- The next challenge that can be observed in speedy trials is the availability of judge. The judge population ratio, in current state of affairs, taking into consideration the population of the country and pendency of the cases the number of judges available is way too less than required.
- As envisaged by J. Bhagwati, we need to strengthen our Investigating agency as Investigative agencies generally delay the matter. Probing agencies such as Police also play a pivotal role in delaying of cases. Many a time Investigation agencies take time to file up the charge sheet in the court due to which delay occurs.
- Subsequently, Justice Bhagwati perceived the requirement of new infrastructure. It is so because the infrastructure of the lower courts is very disheartening. The Courts have no convenient building or physical facilities due to which it takes more the required time to dispose off cases. Good library, requisite furniture, sufficient staff, and proper space are the need of the qualitative justice and most of these facilities are not available in lower courts. It becomes important because a case takes birth in lower courts and because of lack of machinery the hearing doesn’t take place properly.
- There is no time limit for deciding a case. Advocates play tactics to delay the case so that the other party backs off. Subsequently the case delays.
- As suggested by the Malimath committee, there is a need to simplify judicial procedures as they are very complex and that it takes a hell lot of time for a common man to even reach the court of justice.
- There is a need for proper training and vocations for judges regularly to improve their drafting, hearing, and writing skills along with the skill of taking proper and fast judgment. Lack of proper training and vocations acts as an obstacle against speedy trials.
- Judicial accountability is also an important factor due to which the judge keeps adjourning the case so that he doesn’t become accountable for the final decision.
- Cases are not assigned according to the specialized area of judges. Assigning cases without taking into consideration the specialization leads to further delay.
- Special Tribunals have been set up for specified fields such as NCLT but there is an urgent need to set up more specialized tribunals.
- Arbitration is not mandatory. It should be made mandatory wherever possible and especially in particular small and petty cases. It will save precious time of the courts. Nyaya Panchayats are not authorized to dispose off small and petty cases.
- There are clear distinction and exceptions in the US to the right of speedy trial. The accused has no right to face charges when he is not mentally competent if the charges do not constitute a “criminal prosecution”, if the offender is juvenile or if the offences are petty or in the case of a defendant is imprisoned in another jurisdiction for a different crime. But in India, there is no presence of any such provision.

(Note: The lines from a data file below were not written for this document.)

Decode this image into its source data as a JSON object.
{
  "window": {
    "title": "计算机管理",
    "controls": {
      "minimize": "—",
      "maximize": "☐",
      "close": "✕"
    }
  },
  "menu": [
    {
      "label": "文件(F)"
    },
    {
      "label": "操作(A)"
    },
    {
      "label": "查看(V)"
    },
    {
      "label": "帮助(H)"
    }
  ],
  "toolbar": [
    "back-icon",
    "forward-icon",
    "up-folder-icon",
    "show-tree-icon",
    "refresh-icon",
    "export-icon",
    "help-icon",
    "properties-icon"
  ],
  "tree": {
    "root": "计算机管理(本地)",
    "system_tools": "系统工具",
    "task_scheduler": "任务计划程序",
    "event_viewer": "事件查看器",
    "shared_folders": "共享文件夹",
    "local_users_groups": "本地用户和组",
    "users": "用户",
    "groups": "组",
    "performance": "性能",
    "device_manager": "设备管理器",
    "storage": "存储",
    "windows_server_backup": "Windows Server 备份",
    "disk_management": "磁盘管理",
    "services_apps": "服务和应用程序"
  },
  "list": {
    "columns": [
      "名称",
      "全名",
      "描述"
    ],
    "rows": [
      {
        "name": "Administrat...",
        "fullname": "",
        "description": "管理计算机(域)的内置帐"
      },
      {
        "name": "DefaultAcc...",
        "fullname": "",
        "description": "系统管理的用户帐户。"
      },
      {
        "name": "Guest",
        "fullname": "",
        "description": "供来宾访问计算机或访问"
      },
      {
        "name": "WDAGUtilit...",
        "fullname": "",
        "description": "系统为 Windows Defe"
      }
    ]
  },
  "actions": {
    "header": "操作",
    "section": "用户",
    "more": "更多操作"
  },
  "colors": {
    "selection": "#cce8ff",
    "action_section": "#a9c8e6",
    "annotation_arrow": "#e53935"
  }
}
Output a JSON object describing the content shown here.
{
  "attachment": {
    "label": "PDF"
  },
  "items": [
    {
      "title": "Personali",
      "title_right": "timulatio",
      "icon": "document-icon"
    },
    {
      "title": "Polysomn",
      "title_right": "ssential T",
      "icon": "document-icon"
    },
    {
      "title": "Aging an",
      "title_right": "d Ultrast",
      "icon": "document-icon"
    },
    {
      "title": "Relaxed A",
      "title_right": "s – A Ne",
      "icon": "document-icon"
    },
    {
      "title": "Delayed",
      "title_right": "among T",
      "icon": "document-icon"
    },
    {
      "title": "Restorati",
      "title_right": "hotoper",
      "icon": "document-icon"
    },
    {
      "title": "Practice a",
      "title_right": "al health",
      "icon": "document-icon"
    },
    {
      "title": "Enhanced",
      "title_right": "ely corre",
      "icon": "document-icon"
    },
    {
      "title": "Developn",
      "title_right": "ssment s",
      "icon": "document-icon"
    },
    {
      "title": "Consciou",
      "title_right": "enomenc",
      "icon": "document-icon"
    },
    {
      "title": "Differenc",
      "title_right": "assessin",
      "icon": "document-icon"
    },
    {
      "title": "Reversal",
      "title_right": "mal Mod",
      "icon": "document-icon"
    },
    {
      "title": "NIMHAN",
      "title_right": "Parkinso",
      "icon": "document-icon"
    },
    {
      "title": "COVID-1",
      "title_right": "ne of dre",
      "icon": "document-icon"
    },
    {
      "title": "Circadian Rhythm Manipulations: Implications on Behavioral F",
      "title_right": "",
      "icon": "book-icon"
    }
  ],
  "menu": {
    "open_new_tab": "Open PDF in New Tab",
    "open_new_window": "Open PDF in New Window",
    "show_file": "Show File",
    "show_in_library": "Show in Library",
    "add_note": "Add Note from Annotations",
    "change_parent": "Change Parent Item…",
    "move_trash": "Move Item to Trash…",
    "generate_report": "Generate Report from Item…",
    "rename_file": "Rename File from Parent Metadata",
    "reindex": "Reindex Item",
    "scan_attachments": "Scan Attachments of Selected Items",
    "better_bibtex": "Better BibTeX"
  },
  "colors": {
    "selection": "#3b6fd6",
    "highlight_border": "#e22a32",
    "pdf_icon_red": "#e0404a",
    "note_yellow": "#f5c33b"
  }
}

It can be concluded that speedy trials, though not explicitly mentioned in Constitution persist to be a fundamental right. Even though it is a fundamental right that cannot be taken away but to get access to this particular fundamental right to every citizen of India is a challenge that India is going through because of many factors, as discussed above. These challenges can be tackled if actions are taken properly at each and every stage and everyone feels their responsibility and take requisite actions. Hence, the Justice system shall be prompt wherever possible. Cases shouldn’t be adjourned effortlessly. Adjournment procedure should be complex and there shall be an upper limit on the number of adjournments. Speedy trials are of crucial as there is a proverb which says Justices must not only be done, but it must also seem to have been done and it has been rightly said that Justice Delayed is Justice Denied.
[i] Klopfer . North Carolina, 386 U.S. 2I3, 223 (I967)
[ii] AIR 1978 SC 527
[iii] 1986 SCALE (2)230
[iv] (1978) 2 SCR621
[vi] AIR 1992 SC1701
[viii] 1979 CriLJ1045
[ix] 1979 AIR 1369